RECORDS FOR THE TASK START
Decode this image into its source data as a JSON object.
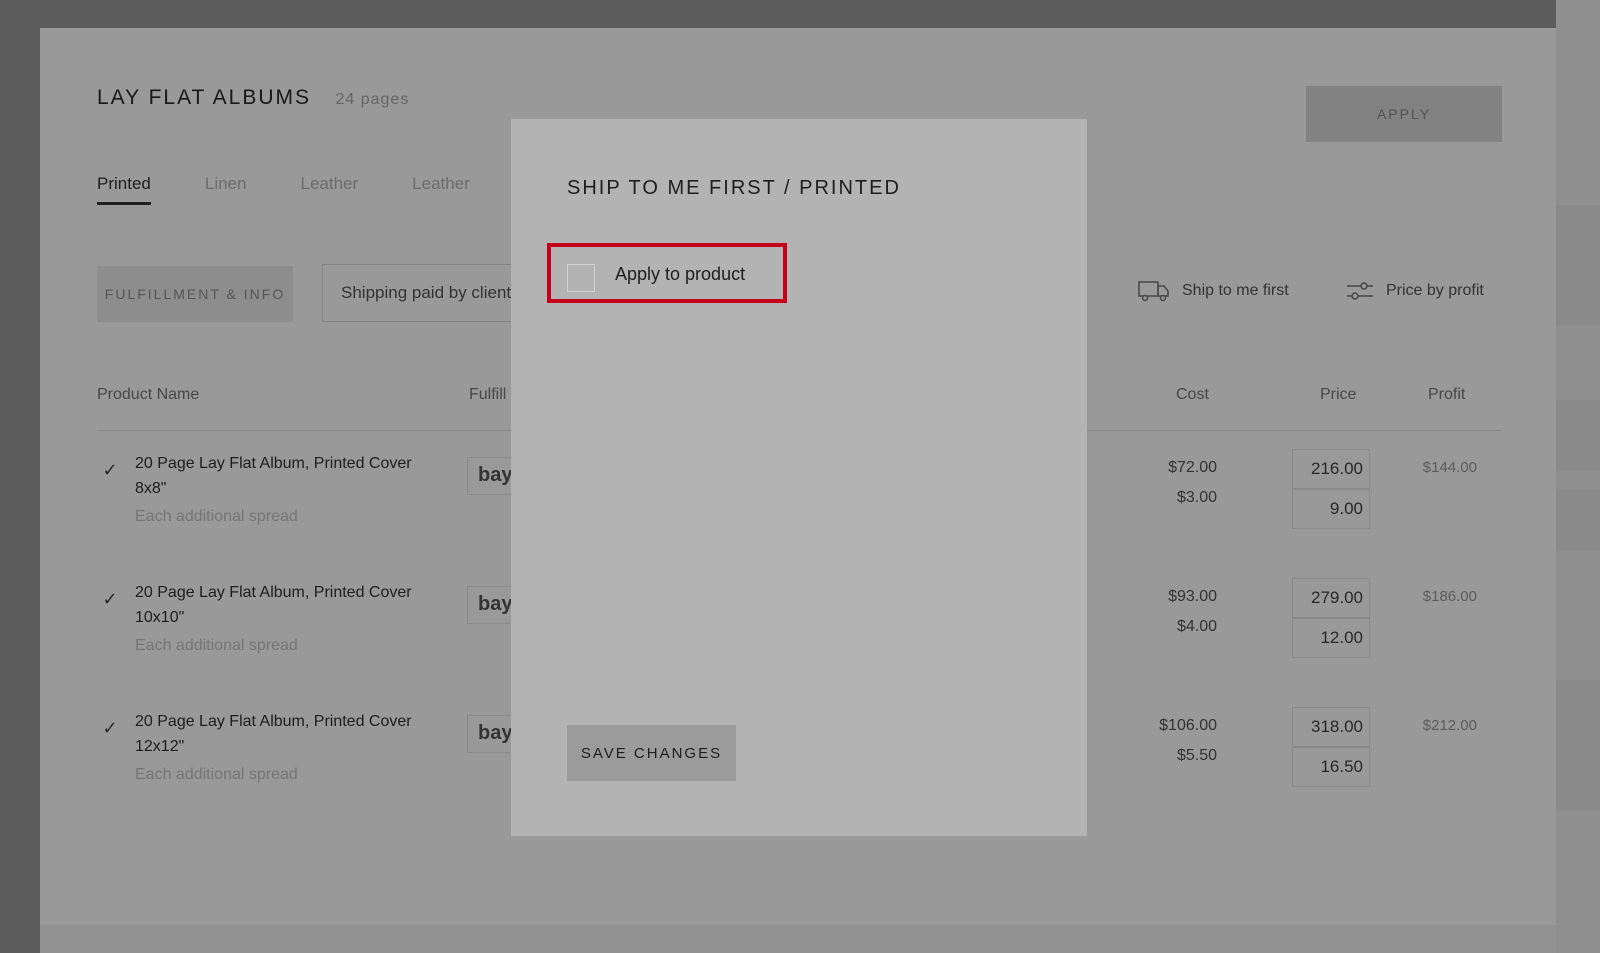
{
  "page": {
    "title": "LAY FLAT ALBUMS",
    "subtitle": "24 pages",
    "apply_label": "APPLY",
    "tabs": [
      {
        "label": "Printed"
      },
      {
        "label": "Linen"
      },
      {
        "label": "Leather"
      },
      {
        "label": "Leather"
      }
    ],
    "fulfillment_label": "FULFILLMENT & INFO",
    "shipping_value": "Shipping paid by client",
    "filters": {
      "partial_label": "r",
      "ship_first_label": "Ship to me first",
      "price_by_profit_label": "Price by profit"
    },
    "columns": {
      "product": "Product Name",
      "fulfillment": "Fulfill",
      "cost": "Cost",
      "price": "Price",
      "profit": "Profit"
    },
    "rows": [
      {
        "name": "20 Page Lay Flat Album, Printed Cover 8x8\"",
        "sub": "Each additional spread",
        "vendor": "bay",
        "cost": "$72.00",
        "cost_extra": "$3.00",
        "price": "216.00",
        "price_extra": "9.00",
        "profit": "$144.00"
      },
      {
        "name": "20 Page Lay Flat Album, Printed Cover 10x10\"",
        "sub": "Each additional spread",
        "vendor": "bay",
        "cost": "$93.00",
        "cost_extra": "$4.00",
        "price": "279.00",
        "price_extra": "12.00",
        "profit": "$186.00"
      },
      {
        "name": "20 Page Lay Flat Album, Printed Cover 12x12\"",
        "sub": "Each additional spread",
        "vendor": "bay",
        "cost": "$106.00",
        "cost_extra": "$5.50",
        "price": "318.00",
        "price_extra": "16.50",
        "profit": "$212.00"
      }
    ]
  },
  "modal": {
    "title": "SHIP TO ME FIRST / PRINTED",
    "apply_to_product_label": "Apply to product",
    "apply_to_product_checked": false,
    "save_label": "SAVE CHANGES"
  },
  "colors": {
    "highlight": "#c4001a",
    "overlay": "#000000"
  }
}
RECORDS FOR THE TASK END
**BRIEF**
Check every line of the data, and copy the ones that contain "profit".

**OUTPUT**
      "price_by_profit_label": "Price by profit"
      "profit": "Profit"
        "profit": "$144.00"
        "profit": "$186.00"
        "profit": "$212.00"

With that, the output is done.